Weighing the Pros and Cons of SSD vs HDD
One of the main decisions you need to make when building a gaming computer or purchasing a pre-built system
comes down to the battle in SSD vs HDD. The older technology HDD, or hard disk drive, is being replaced with SSD or solid-state disks in many system configurations.
Spinning and Reading Time Comparison With SSD vs HDD
A traditional hard drive has an actuator arm along with a read and write head to access the data, which results
in the drive taking a few seconds to start or spin-up. In contrast, the SSD uses non-volatile NAND flash memory and
has an instantaneous start up. The difference in the two configurations creates a significant noticeable speed
difference. The RAM, or random access time, takes from 5 to 10 ms on a traditional HDD because the heads need to
move and the data has to rotate under it. The SSD only takes .1 ms to access data, since it gets read from flash
memory, making it up to 100 times faster than a standard HDD. The SSD vs HDD battle also ranges in power
consumption. SSDs use anywhere from 1/2 to 1/3 the power needed to run a traditional HDD, which ranges from 2 watts
in notebooks up to 12-18 watts in towers.
SSD vs HDD Fragmentation
Data on a HDD can become fragmented over time and use because the data gets written and erased over and over
ahead, especially with larger files.
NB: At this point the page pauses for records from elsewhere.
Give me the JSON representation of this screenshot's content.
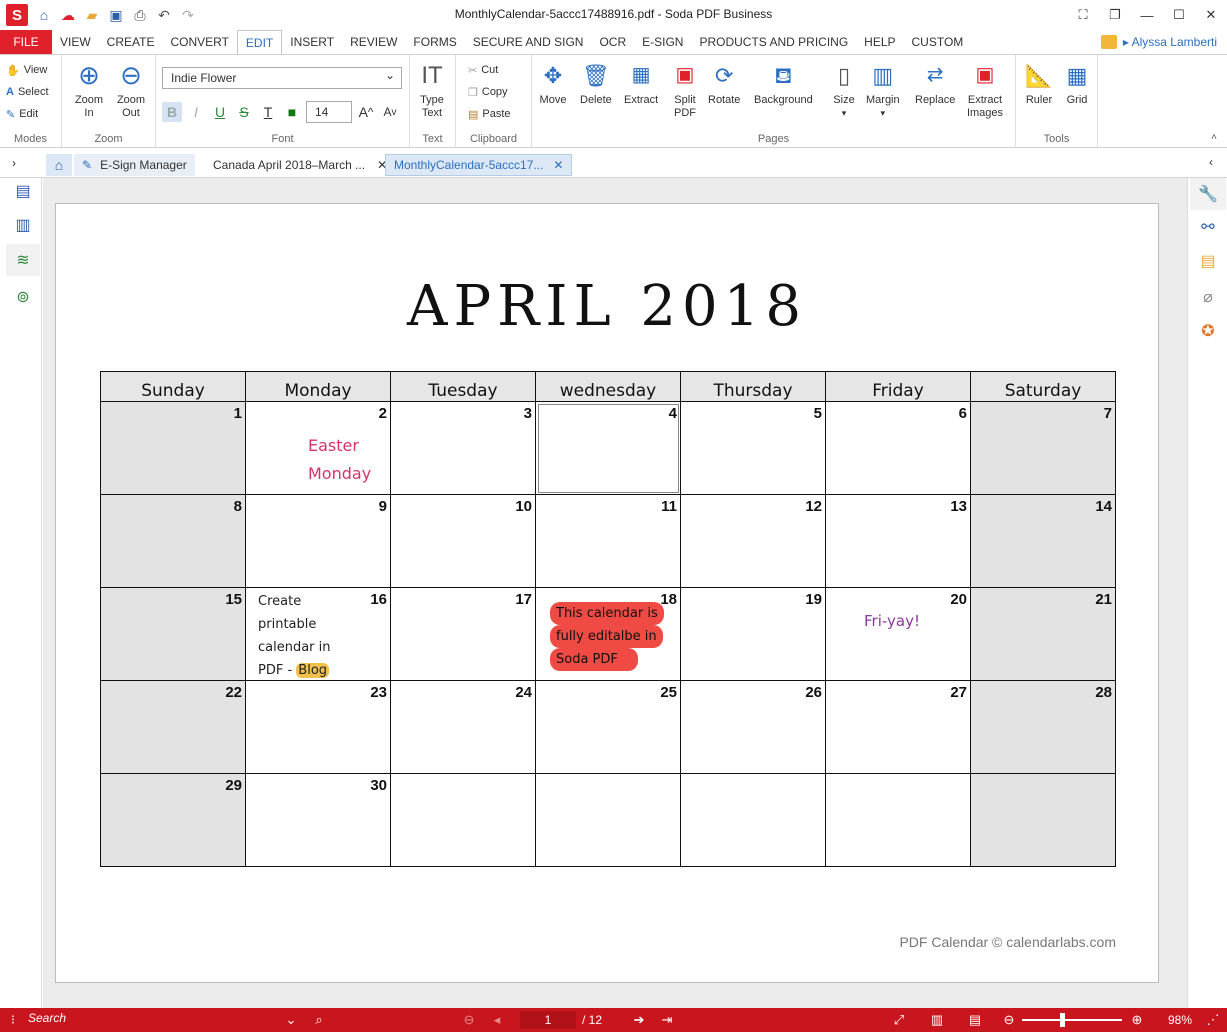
{
  "titlebar": {
    "app_logo": "S",
    "title": "MonthlyCalendar-5accc17488916.pdf   -   Soda PDF Business"
  },
  "menu": {
    "file": "FILE",
    "items": [
      "VIEW",
      "CREATE",
      "CONVERT",
      "EDIT",
      "INSERT",
      "REVIEW",
      "FORMS",
      "SECURE AND SIGN",
      "OCR",
      "E-SIGN",
      "PRODUCTS AND PRICING",
      "HELP",
      "CUSTOM"
    ],
    "active": "EDIT",
    "user": "Alyssa Lamberti"
  },
  "ribbon": {
    "modes": {
      "view": "View",
      "select": "Select",
      "edit": "Edit",
      "label": "Modes"
    },
    "zoom": {
      "zoom_in": "Zoom In",
      "zoom_out": "Zoom Out",
      "label": "Zoom"
    },
    "font": {
      "family": "Indie Flower",
      "size": "14",
      "label": "Font"
    },
    "text": {
      "type_text": "Type Text",
      "label": "Text"
    },
    "clipboard": {
      "cut": "Cut",
      "copy": "Copy",
      "paste": "Paste",
      "label": "Clipboard"
    },
    "pages": {
      "move": "Move",
      "delete": "Delete",
      "extract": "Extract",
      "split": "Split PDF",
      "rotate": "Rotate",
      "background": "Background",
      "size": "Size",
      "margin": "Margin",
      "replace": "Replace",
      "extract_images": "Extract Images",
      "label": "Pages"
    },
    "tools": {
      "ruler": "Ruler",
      "grid": "Grid",
      "label": "Tools"
    }
  },
  "tabs": [
    {
      "label": "E-Sign Manager"
    },
    {
      "label": "Canada April 2018–March ..."
    },
    {
      "label": "MonthlyCalendar-5accc17..."
    }
  ],
  "calendar": {
    "title": "APRIL   2018",
    "weekdays": [
      "Sunday",
      "Monday",
      "Tuesday",
      "wednesday",
      "Thursday",
      "Friday",
      "Saturday"
    ],
    "weeks": [
      [
        "1",
        "2",
        "3",
        "4",
        "5",
        "6",
        "7"
      ],
      [
        "8",
        "9",
        "10",
        "11",
        "12",
        "13",
        "14"
      ],
      [
        "15",
        "16",
        "17",
        "18",
        "19",
        "20",
        "21"
      ],
      [
        "22",
        "23",
        "24",
        "25",
        "26",
        "27",
        "28"
      ],
      [
        "29",
        "30",
        "",
        "",
        "",
        "",
        ""
      ]
    ],
    "notes": {
      "easter_line1": "Easter",
      "easter_line2": "Monday",
      "blog_line1": "Create",
      "blog_line2": "printable",
      "blog_line3": "calendar in",
      "blog_line4": "PDF - ",
      "blog_hl": "Blog",
      "edit_line1": "This calendar is",
      "edit_line2": "fully editalbe in",
      "edit_line3": "Soda PDF",
      "friyay": "Fri-yay!"
    },
    "footer": "PDF Calendar © calendarlabs.com"
  },
  "status": {
    "search_placeholder": "Search",
    "current_page": "1",
    "total_pages": "/ 12",
    "zoom": "98%"
  },
  "colors": {
    "accent_red": "#e0202a",
    "link_blue": "#2d6fc1",
    "easter_pink": "#d4336b",
    "friyay_purple": "#8a3a9a"
  }
}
Since data is read sequentially, it's necessary to defragment the drive on
occasion to improve performance and speed the data read process up. SSDs do not read information sequentially and
defragmenting the drive will actually write more to the NAND. This extra work decreases its lifespan.
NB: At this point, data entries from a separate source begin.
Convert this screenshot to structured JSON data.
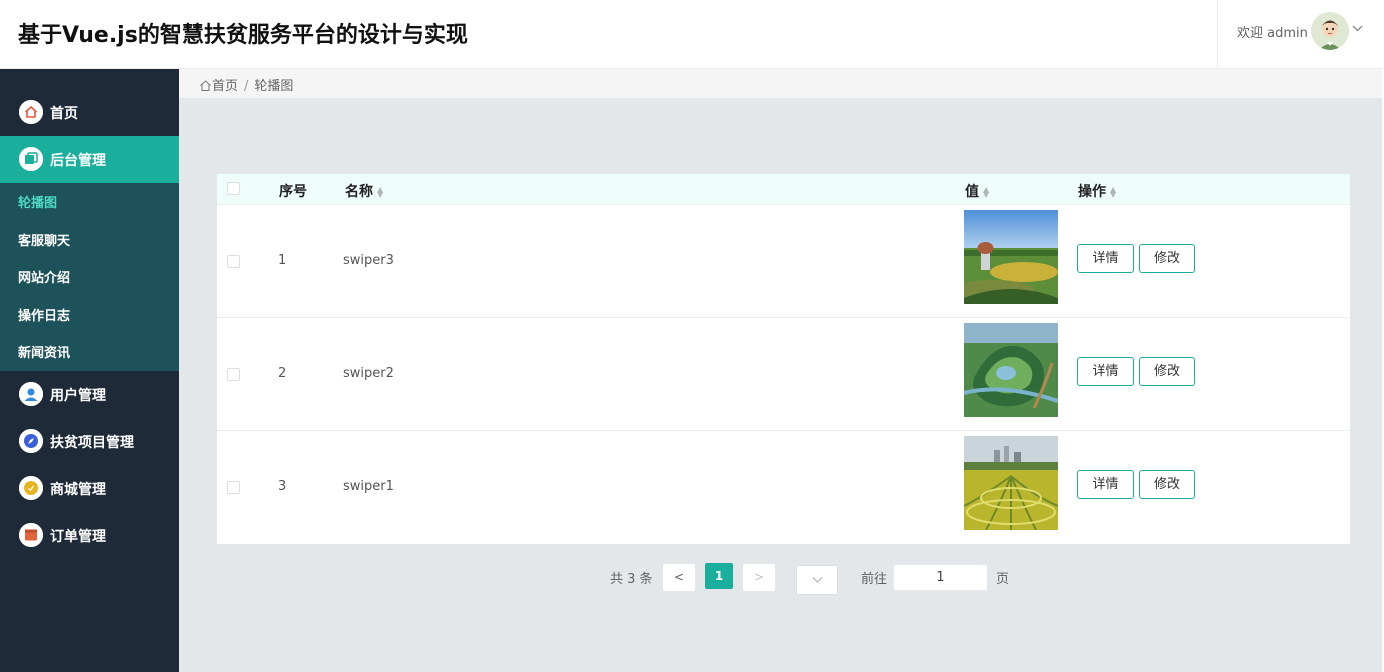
{
  "header": {
    "title": "基于Vue.js的智慧扶贫服务平台的设计与实现",
    "welcome": "欢迎 admin"
  },
  "sidebar": {
    "items": [
      {
        "label": "首页",
        "icon": "home-icon",
        "color": "#e8563c"
      },
      {
        "label": "后台管理",
        "icon": "copy-icon",
        "color": "#1aaf9c",
        "active": true
      },
      {
        "label": "用户管理",
        "icon": "user-icon",
        "color": "#2f8ae0"
      },
      {
        "label": "扶贫项目管理",
        "icon": "compass-icon",
        "color": "#3a5fd9"
      },
      {
        "label": "商城管理",
        "icon": "coin-icon",
        "color": "#e6b422"
      },
      {
        "label": "订单管理",
        "icon": "box-icon",
        "color": "#e2643a"
      }
    ],
    "submenu": [
      "轮播图",
      "客服聊天",
      "网站介绍",
      "操作日志",
      "新闻资讯"
    ]
  },
  "breadcrumb": {
    "home": "首页",
    "current": "轮播图"
  },
  "table": {
    "columns": [
      "序号",
      "名称",
      "值",
      "操作"
    ],
    "rows": [
      {
        "index": "1",
        "name": "swiper3"
      },
      {
        "index": "2",
        "name": "swiper2"
      },
      {
        "index": "3",
        "name": "swiper1"
      }
    ],
    "detail_label": "详情",
    "edit_label": "修改"
  },
  "pagination": {
    "total": "共 3 条",
    "prev": "<",
    "current_page": "1",
    "next": ">",
    "goto_label": "前往",
    "goto_value": "1",
    "page_suffix": "页"
  },
  "colors": {
    "accent": "#1aaf9c",
    "sidebar_bg": "#1e2a38",
    "submenu_bg": "#1e525a"
  }
}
Reliability and External Influence With SSD vs HDD
Since the HDD also has moving parts, it is subject to mechanical failure. Mechanical breakdown does not occur
with the SSD because it has no moving parts. If noise is a concern, the HDD makes noise due to the moving parts
while SSDs are silent. The lack of mechanical moving parts also eliminates the chance of a breakdown. If exposed to
a magnet, data on the traditional HDD may alter performance and even destroy the data completely. Data access and
storage are impacted by varying levels of shock, vibration and altitude changes.
Downfalls in the SSD vs HDD Battle
SSDs are not completely error-free. The primary drawback is their cost overall and on a per-gigabyte basis.
Traditional hard drives cost approximately 20 to 30 cents per gigabyte and have capacities ranging from 2 to 3 TB
in an affordable price range. SSDs have been released in sizes up to 2 TB, but are typically no large than 64 to
256 GB because their cost per GB hovers around $3 per gigabyte, an average of 10 times the cost of the HDD.
Encryption is also a cause for concern when comparing SSD vs HDD. The HDD can write data on the drive in any
order, while NAND flash on the SSD must be rewritten on blocks that have been previously erased. It also needs
secure erase procedures built into the drive for proper encryption to occur with new overwritten data.
There is also discrepancy in the difference between read and write speeds. The two are almost the same for older
hard drives, while cheaper SSDs have much slower write than read speeds. The performance also greatly depends on
how many free and programmable blocks are available. While the trim command can reclaim previously written blocks,
having fewer programmable blocks impacts the performance of the drive.
As a consumer weighing the differences with SSD vs HDD, determine whether the benefits are worth the extra
costs, which may be dropping as time goes on and their popularity increases.